Talk to Your Doctor About Your Mental Health

Talk to Your Doctor About Your Mental Health

Talk to Your Doctor About Your Mental Health

Many people find it hard to ask for help when it comes to their mental health. That’s even true when they’re talking with their primary doctor. But failing to speak up can hurt you.

If you think you’re taking care of yourself just by exercising and watching what you eat, you may be missing something important. Being strong mentally will help you in many ways, including supporting your physical health.

What Is Mental Health?

One in 5 adults in the U.S. lives with a mental health issue. But many don’t seek care until a crisis happens.

And many people who have been told they have a mental health issue like depression fail to seek treatment. Like any other illness, help is available for mental health problems. But you have to ask for help.

The National Alliance on Mental Illness (NAMI) says loneliness, shame and blame often go along with mental illness. That can make it hard for someone to reach out for help.

If a loved one needs help but isn’t getting it, you can encourage and support them. Compassion and understanding, talking openly about the illness, and working to end fear and shame can improve the chance of someone getting the help they need to get better.

Speak Up

Don’t be afraid to speak up and tell your doctor about troubling thoughts or feelings. If you’re not talking to your doctor about mental health issues, you’re missing out on a chance to get better. Your doctor may refer you to a mental health professional.

Having poor physical health can make it harder to get better from a mental health problem. Physical health issues can even cause mental health symptoms. Your doctor can help you learn what to do to improve and manage your physical health in ways that support your mental health.

At the same time, your mental health also alters your physical health. The two go hand in hand. Poor mental health makes it hard to make good choices for your physical health. Neglecting your mental health can lead to serious health problems.

Talking openly and honestly with your health care provider can help you make sure you’re doing what you need to do for your overall health.

Start Caring for Your Whole Self
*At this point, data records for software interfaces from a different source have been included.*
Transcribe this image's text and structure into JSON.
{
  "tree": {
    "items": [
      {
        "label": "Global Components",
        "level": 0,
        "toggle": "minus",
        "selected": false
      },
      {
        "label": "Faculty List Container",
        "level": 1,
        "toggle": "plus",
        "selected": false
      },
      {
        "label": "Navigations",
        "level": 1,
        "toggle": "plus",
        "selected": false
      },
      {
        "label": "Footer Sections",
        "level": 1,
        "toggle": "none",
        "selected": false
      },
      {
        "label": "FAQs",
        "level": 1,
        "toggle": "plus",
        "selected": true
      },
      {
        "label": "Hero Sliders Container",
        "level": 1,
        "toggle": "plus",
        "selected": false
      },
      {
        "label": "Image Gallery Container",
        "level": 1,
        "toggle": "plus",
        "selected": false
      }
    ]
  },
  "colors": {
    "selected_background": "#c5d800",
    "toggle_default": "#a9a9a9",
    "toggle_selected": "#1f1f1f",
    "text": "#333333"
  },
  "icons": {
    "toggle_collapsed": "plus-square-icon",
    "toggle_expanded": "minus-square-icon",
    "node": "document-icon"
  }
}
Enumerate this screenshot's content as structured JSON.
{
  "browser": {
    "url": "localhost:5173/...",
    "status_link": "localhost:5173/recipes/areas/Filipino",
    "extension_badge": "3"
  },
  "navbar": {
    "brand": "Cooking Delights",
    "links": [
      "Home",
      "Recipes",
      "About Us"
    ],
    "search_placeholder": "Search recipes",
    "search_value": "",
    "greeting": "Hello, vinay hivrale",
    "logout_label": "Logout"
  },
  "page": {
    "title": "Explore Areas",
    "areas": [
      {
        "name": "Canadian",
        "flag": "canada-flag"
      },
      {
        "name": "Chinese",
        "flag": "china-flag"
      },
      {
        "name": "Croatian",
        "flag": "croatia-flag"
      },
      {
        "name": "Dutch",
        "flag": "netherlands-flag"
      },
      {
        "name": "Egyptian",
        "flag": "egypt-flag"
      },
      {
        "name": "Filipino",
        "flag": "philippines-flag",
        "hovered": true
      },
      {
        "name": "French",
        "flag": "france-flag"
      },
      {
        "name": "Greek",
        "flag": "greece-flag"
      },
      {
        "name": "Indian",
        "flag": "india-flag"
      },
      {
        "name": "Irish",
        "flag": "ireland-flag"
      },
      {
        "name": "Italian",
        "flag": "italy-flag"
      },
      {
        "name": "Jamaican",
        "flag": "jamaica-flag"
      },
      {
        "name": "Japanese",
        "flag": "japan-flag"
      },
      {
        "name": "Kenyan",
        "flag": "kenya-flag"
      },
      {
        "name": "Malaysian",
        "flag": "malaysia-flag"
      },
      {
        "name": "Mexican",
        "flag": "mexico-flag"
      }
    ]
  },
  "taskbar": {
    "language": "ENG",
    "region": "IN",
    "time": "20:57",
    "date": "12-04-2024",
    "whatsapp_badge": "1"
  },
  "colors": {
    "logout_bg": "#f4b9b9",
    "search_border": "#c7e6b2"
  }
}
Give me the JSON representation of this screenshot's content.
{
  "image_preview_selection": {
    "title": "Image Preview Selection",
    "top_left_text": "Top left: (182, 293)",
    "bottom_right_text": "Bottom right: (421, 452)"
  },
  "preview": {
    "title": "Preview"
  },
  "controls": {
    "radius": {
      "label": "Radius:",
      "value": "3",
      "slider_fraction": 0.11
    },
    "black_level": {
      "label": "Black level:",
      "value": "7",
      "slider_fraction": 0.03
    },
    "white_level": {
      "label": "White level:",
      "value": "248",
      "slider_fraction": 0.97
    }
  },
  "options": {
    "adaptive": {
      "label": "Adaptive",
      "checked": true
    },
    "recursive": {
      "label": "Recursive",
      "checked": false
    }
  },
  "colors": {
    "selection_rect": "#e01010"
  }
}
There are lifestyle choices you can make that will help support your mental and physical health. Eating right, exercising and other self-care steps can help your body and your mind.

Mental Health America offers these suggestions

  • Be active
  • Eat a healthy diet
  • Get enough rest
  • Skip smoking and drugs
  • Learn to manage your stress
  • Avoid negative self-talk
  • Get the care you need

If you’re having issues with your mental health, you’re not alone — many people have mental health issues during their lives. Ask your doctor for help so you can start feeling better.

Prepping for Your Doctor Visit

Being prepared can help you make the most of your time with your doctor. That may include making a list of your symptoms, when they started and what makes them better or worse. A list of questions to ask your doctor is also helpful.

Johns Hopkins Medicine says don’t be shy when talking to your health care professional.

  • Make sure you cover the most critical concerns first.
  • Be honest. Not sharing the real picture with your doctor isn’t helpful. Bring up pains and feelings that are bothering you, even if it’s embarrassing. That helps your doctor help you.
  • If you don’t understand complex terms, ask.
  • Share your concerns about treatment options. Ask for help understanding your options.

The National Institutes of Health offers tips that can help you talk to your doctor and make the most of your appointment:

  • Bring a close friend or family member with you. Ask them to take notes.
  • Find out how to access your medical records. That way you can keep track of tests, treatment plans and your medicines.
  • Learn the best ways to contact your doctor.
Sources: What Is Mental Health?, 2019; Generalized Anxiety Disorder,   Depression,; Living with a Mental Health Condition,   National Alliance on Mental Illness (NAMI); Types of Mental Health Professionals,   NAMI, 2019; Care For Your Health,   Mental Health America; Chronic Illness & Mental Health,   National Institute of Mental Health; Talking to Your Doctor,   National Institutes of Health, 2018; Don’t Be Shy: Four Tips For Talking to Your Doctor,   Johns Hopkins Medicine